in accordance with the ideas of Christian
civilization in Massachusetts and Prussia
But let us hear them again : "We do not
A young man, laboring on a farm not
many miles from, this city; ' brought the
daughter of his employer into town to sge
the circus. On arriving in the city, they
proceeded to one of our best refreshment
halls, and were soon seated in one of those
cozy recesses provided for "the accommo
dation .ot hungry mortals. The good
things of the establishment were ordered
and disposed of by the inmates. There
conversation was running largely upon the
subject of matrimony, and the young man
proposed that they proceed forthwith- and
be "united.. The lady replied : "How
can. I marry you, John? you are. very
poor, and father ia wealthy and Very
proud. Pride be blest, exclaimed
John, "may I never ride another horsa to
water if I wouldn't marry yoa if ho was
worth a million, and would" give us half
of it." There was a Sound, as if a horse's
hoof, had been pulled out of the mod,
and the lovers were kappy. Wealthy,
out proua rarmers, who have rnamas-
able daughters and A young man in their
employ named John, will take notice.
Sanduskg Register. '
A Raii.ro a t IlERO.The heroism cf
a draw-tender, Dennis Cbiganj prevented
a most frightful accident at thS East
Bridgeport (Conn;) - bridge-, on Friday.
The draw had been open to let a schoon
er pass, the ball was dowhi and tho ,
bridge some fifteen feet oiit of plate when
the train came in sight, fend pushed along
at the Usual Speed, the engineer not seeing
the signal, arid knowing nothing about it
till within twenty feet of the draw; 1 By'
the greatest exertion the brings was swung ,
into place, but as the track strikes the
draw at a strong Carve on tha west side,
a train com in 2 on it frbni that direction
would inevitably swing it open unless
it i was locked, knowing ' this, Colgaa
ran across the bridge in the fees of tho
advancing traini arid In spite of the cries
of the spectators, and dropping in front of
th engine, succeeded in locking " the
bridge with about an inch of the bar, and
sliding to the platform below.
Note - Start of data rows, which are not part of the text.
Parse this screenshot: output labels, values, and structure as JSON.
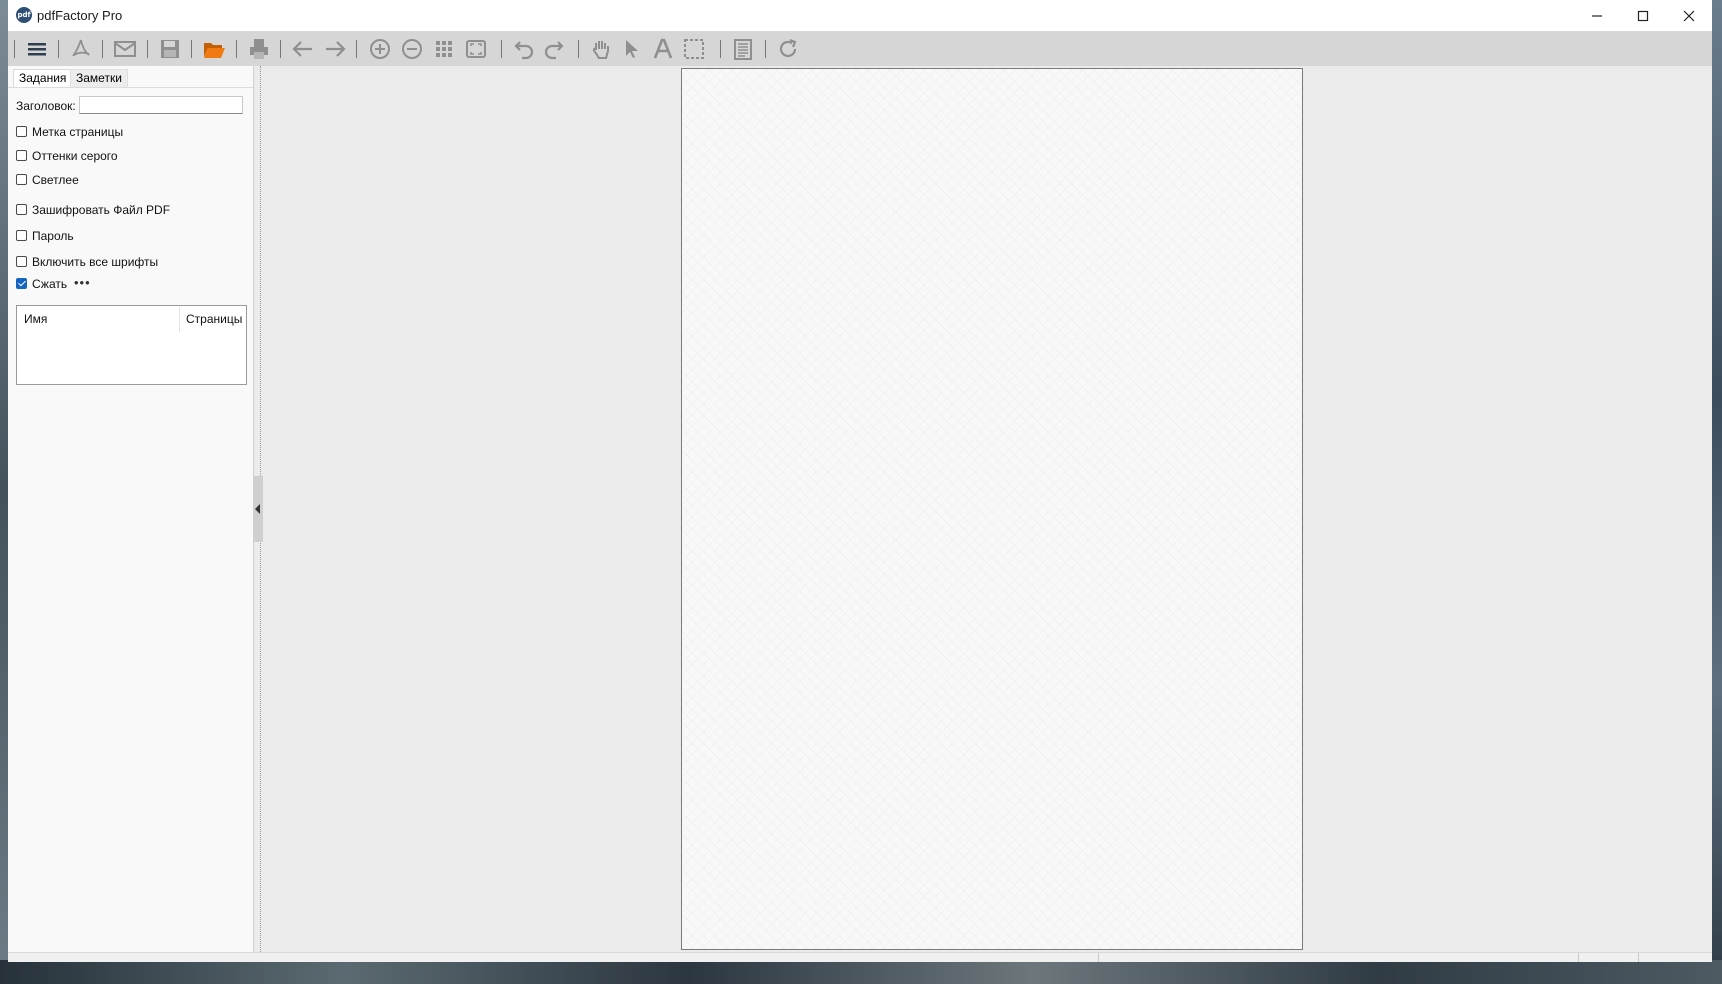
{
  "window": {
    "title": "pdfFactory Pro",
    "app_icon_text": "pdf",
    "controls": [
      "minimize-icon",
      "maximize-icon",
      "close-icon"
    ]
  },
  "toolbar": {
    "buttons": [
      {
        "name": "menu",
        "icon": "hamburger-icon",
        "enabled": true
      },
      {
        "name": "pdf-view",
        "icon": "acrobat-icon",
        "enabled": false
      },
      {
        "name": "email",
        "icon": "envelope-icon",
        "enabled": false
      },
      {
        "name": "save",
        "icon": "floppy-icon",
        "enabled": false
      },
      {
        "name": "open",
        "icon": "folder-open-icon",
        "enabled": true
      },
      {
        "name": "print",
        "icon": "printer-icon",
        "enabled": false
      },
      {
        "name": "back",
        "icon": "arrow-left-icon",
        "enabled": false
      },
      {
        "name": "forward",
        "icon": "arrow-right-icon",
        "enabled": false
      },
      {
        "name": "zoom-in",
        "icon": "zoom-in-icon",
        "enabled": false
      },
      {
        "name": "zoom-out",
        "icon": "zoom-out-icon",
        "enabled": false
      },
      {
        "name": "thumbnails",
        "icon": "grid-icon",
        "enabled": false
      },
      {
        "name": "fit-page",
        "icon": "fit-page-icon",
        "enabled": false
      },
      {
        "name": "undo",
        "icon": "undo-icon",
        "enabled": false
      },
      {
        "name": "redo",
        "icon": "redo-icon",
        "enabled": false
      },
      {
        "name": "hand",
        "icon": "hand-icon",
        "enabled": false
      },
      {
        "name": "select",
        "icon": "pointer-icon",
        "enabled": false
      },
      {
        "name": "text",
        "icon": "text-icon",
        "enabled": false
      },
      {
        "name": "marquee",
        "icon": "marquee-select-icon",
        "enabled": false
      },
      {
        "name": "notes",
        "icon": "notepad-icon",
        "enabled": false
      },
      {
        "name": "refresh",
        "icon": "refresh-icon",
        "enabled": false
      }
    ],
    "colors": {
      "enabled": "#2f3f4f",
      "disabled": "#8f8f8f",
      "open_folder": "#f07a12"
    }
  },
  "left_panel": {
    "tabs": [
      {
        "label": "Задания",
        "active": true
      },
      {
        "label": "Заметки",
        "active": false
      }
    ],
    "title_label": "Заголовок:",
    "title_value": "",
    "checkboxes": [
      {
        "label": "Метка страницы",
        "checked": false
      },
      {
        "label": "Оттенки серого",
        "checked": false
      },
      {
        "label": "Светлее",
        "checked": false
      },
      {
        "label": "Зашифровать Файл PDF",
        "checked": false
      },
      {
        "label": "Пароль",
        "checked": false
      },
      {
        "label": "Включить все шрифты",
        "checked": false
      },
      {
        "label": "Сжать",
        "checked": true
      }
    ],
    "more_label": "•••",
    "list": {
      "columns": [
        "Имя",
        "Страницы"
      ],
      "rows": []
    }
  }
}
So narrow,
was bis escape in performing this heroic
deed that all thought he had been crush
ed to death beneath tha wheels cf tha car,.
Lokd Buckingham was once at dinner
where a Mr. Grubb was invited to sing,
lie begged to be excused, urging that be
did not know what to sing. "Sing 'I'd
be a butterfly ' suggested the nobleman.
There is a whole sermon fn the savin?
of the Persian : "In all thy quarrels leavo
open the door of reconciliation. It should
never be forgotten.
Wht i3 a prosy preacher lilce the hub
of a wheel ? Bccaesa the fellows f
him are tired.